---------- Data to use
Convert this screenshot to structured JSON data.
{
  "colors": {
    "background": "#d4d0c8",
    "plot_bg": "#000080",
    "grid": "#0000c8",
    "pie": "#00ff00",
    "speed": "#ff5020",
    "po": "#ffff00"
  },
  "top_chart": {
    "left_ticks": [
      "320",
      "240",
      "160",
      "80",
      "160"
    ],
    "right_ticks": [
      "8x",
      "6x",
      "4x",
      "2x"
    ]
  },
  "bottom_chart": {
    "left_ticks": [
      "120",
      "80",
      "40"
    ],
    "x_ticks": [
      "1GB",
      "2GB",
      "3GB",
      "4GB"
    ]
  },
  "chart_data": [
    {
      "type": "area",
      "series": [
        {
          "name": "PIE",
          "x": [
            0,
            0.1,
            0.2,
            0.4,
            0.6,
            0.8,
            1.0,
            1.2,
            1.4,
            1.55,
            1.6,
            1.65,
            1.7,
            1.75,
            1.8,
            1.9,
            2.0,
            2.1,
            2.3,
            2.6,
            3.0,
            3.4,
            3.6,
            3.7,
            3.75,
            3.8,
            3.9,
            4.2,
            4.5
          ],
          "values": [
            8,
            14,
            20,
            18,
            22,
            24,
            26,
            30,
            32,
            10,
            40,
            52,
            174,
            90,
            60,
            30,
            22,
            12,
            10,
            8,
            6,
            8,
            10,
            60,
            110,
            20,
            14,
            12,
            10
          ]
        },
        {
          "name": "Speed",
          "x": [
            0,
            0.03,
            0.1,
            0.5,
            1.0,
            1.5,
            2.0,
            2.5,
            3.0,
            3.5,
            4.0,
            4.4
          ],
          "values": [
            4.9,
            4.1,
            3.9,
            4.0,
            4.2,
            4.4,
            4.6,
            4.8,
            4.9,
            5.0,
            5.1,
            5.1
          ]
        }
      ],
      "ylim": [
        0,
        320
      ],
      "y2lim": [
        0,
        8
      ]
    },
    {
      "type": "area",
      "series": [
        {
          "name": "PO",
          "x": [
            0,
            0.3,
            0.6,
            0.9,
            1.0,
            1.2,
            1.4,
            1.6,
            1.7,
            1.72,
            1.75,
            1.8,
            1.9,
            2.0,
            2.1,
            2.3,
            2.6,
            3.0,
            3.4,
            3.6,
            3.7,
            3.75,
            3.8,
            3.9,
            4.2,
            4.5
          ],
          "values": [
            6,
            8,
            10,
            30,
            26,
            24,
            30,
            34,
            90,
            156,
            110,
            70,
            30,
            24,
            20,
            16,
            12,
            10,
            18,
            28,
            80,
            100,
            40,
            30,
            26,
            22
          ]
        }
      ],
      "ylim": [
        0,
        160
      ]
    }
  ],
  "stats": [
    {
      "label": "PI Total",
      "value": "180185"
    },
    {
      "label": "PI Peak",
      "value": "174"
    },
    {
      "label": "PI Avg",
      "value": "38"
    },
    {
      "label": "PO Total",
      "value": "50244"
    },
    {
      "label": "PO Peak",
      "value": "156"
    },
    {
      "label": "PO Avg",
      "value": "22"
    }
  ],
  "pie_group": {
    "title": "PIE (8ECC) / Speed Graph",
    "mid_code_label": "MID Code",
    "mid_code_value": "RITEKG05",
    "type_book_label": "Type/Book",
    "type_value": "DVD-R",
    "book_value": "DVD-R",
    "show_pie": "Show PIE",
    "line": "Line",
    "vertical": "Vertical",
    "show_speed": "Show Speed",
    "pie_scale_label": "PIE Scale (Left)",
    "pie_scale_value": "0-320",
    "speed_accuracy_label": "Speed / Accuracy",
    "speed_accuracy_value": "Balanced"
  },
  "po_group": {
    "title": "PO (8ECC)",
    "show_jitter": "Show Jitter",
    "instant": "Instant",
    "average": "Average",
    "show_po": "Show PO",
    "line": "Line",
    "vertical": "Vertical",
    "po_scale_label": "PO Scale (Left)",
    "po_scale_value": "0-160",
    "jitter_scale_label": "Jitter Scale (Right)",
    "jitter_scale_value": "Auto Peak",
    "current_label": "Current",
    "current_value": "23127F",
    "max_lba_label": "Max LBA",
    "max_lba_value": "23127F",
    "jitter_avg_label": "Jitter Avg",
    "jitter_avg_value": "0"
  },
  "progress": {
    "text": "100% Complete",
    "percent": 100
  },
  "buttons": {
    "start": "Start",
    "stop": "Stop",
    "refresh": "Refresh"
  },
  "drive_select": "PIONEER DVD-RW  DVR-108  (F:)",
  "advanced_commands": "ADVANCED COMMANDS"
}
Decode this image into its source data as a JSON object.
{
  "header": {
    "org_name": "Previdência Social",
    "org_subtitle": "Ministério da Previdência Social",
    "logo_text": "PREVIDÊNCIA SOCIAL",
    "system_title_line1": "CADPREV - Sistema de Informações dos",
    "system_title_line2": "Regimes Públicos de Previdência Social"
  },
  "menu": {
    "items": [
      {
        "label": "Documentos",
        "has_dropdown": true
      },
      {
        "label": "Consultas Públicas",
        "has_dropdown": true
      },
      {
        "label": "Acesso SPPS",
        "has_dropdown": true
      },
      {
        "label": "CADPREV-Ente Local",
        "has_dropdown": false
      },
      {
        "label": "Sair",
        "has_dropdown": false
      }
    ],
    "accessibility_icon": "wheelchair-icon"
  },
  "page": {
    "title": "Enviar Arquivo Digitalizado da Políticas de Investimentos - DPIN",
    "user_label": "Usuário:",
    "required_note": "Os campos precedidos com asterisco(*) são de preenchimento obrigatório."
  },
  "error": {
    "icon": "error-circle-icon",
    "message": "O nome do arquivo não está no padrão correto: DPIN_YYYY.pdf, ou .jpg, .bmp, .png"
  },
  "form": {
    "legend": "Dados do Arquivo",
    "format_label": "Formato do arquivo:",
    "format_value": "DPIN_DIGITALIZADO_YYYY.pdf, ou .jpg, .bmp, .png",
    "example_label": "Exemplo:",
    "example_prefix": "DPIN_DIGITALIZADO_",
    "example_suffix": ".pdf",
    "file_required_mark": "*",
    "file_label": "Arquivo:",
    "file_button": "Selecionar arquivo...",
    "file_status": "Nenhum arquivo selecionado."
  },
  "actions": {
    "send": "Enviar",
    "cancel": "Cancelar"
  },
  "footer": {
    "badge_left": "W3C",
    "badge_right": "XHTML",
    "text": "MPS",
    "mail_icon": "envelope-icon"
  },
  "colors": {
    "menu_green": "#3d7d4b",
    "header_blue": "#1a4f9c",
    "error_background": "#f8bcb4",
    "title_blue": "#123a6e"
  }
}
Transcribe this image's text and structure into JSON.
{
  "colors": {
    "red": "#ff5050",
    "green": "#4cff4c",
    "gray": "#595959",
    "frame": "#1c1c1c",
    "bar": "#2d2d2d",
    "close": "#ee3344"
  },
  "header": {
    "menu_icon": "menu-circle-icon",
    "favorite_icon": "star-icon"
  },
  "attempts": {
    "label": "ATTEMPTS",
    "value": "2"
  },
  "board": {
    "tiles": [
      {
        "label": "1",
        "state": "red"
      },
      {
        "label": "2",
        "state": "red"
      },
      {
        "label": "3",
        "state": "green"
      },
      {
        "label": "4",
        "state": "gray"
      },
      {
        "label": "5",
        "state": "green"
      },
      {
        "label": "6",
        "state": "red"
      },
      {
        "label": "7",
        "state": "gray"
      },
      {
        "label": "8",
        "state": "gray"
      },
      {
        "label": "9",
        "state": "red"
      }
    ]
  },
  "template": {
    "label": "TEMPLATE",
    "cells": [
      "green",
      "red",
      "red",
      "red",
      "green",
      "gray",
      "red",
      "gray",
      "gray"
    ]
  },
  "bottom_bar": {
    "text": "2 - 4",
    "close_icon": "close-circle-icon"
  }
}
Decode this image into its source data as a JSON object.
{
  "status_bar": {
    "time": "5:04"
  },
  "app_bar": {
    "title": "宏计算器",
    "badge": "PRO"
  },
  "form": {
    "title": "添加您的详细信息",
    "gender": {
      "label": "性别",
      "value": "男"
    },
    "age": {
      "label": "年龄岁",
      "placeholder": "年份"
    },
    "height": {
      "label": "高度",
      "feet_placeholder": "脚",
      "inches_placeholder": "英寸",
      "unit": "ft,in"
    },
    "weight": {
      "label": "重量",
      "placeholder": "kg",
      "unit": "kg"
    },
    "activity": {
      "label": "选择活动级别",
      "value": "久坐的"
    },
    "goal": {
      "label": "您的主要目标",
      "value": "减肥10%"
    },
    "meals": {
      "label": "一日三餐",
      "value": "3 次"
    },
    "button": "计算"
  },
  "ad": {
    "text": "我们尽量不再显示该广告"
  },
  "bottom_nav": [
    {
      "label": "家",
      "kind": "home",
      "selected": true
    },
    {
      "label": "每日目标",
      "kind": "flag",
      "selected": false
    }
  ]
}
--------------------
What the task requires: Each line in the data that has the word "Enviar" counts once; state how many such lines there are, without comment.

Result for this task: 2